Eisenberg’s suggestions for improving nonprofit oversight include: requiring all nonprofits with budgets over $5 million to appoint an inspector general or hire an ethics or compliance officer; appoint an independent ombudsman to investigate complaints by whistle-blowers; or appoint an oversight committee of citizens to communicate with boards about possible infractions.
The arc of the first five comments (each made by a different person) posted by readers in response to Eisenberg’s article made me chuckle:
“I’d like to be one of those new Ethics Officers. I would imagine that to be a $2m/year job, with the primary role being to not object to the Board’s or my own salaries.”
“No more regulators or regulations or layers of accountability.”
“Regulation on top of regulation is useless. As soon as one of Eisenberg’s ethics officers cheats or steals, we’ll need ethics officer overseers. Yes, some boards will be inept — so are some professors, and writers, and editors. Over-regulation solves nothing.”
“Sure…let’s pile bureaucracy on top of regulation on top of oversight on top of more bureaucracy. And while we’re at it, make sure we never, ever trust the private sector to govern itself. Typical academic clap-trap! I guess Eisenberg proves that when your only tool is a hammer (bureaucracy), then every problem looks like a nail. We already have more-than-sufficient regulation. Let’s start by simply enforcing the existing rules. The last thing we need is more government inserting itself into the situation.”
“I can’t help but think that the previous comments are not coming from people who provide the funds for the charities.”

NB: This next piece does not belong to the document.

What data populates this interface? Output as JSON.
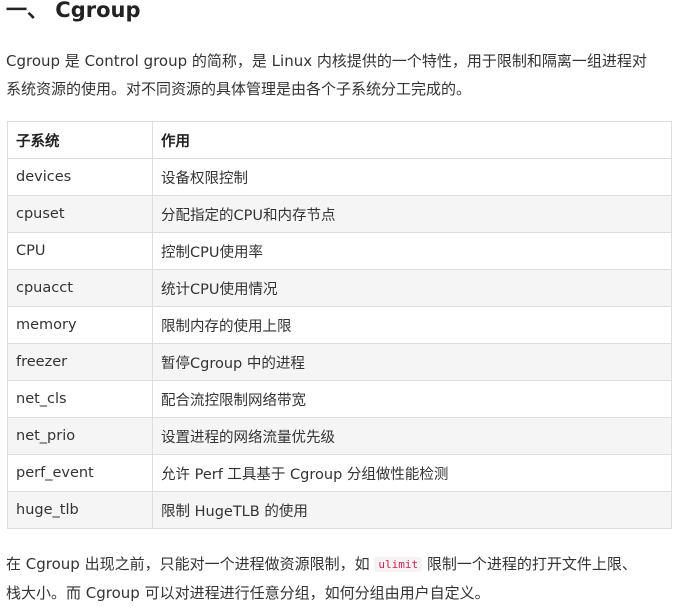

Reading through the comments posted in response to his article, I noted that many people were skeptical of Eisenberg’s suggestions. Nonprofits are often offended or annoyed by the suggestion that greater oversight is needed, and assert that they are capable of self monitoring. But Eisenberg asserts that boards have proven over and over again that they are not.
In last week’s post I shared the Marshall W. Meyer and Lynne G. Zucker theory of permanently failing organizations: organizations that persist despite the fact that they are not achieving their goals. Arguably, permanently failing nonprofit organizations do not serve the public interest. But as the responses to Rocco Landesman’s 2011 supply/demand salvo showed, arts organizations seem to find it unacceptable that the NEA or the IRS or state arts agencies or any outside entity, really, would weigh in and mandate the closure of some organizations.
Thus, it seems that if permanently failing organizations are going to be encouraged to either take the necessary risks to become high performing, or acknowledge defeat and close their doors, board members are the ones that need to make that demand–on behalf of the public interest. Board members are in the driver’s seat when it comes to approving organizational plans, budgets, and (often) finding resources that allow an organization to persist.
Of course, if you were appointed to a board exclusively because of your ability to give or get money, or if you mistakenly believe your job is to keep the institution alive rather than on mission, or if you are reluctant to admit defeat “on your watch” … well, it’s easy to see why nonprofit board members may be prone to tolerate a permanently failing existence.
I’m not sure how to address the failure of nonprofit boards to, at times, do their jobs (and for the record I do not think all boards are failing in their responsibilities to the public); but it would seem that if the public is, indeed, losing trust in the ability of boards to act in their interest then we might very well expect increased calls for greater oversight to be imposed–for the ultimate good of the nonprofit and the public it serves.
Nonprofits and those who love them, eh?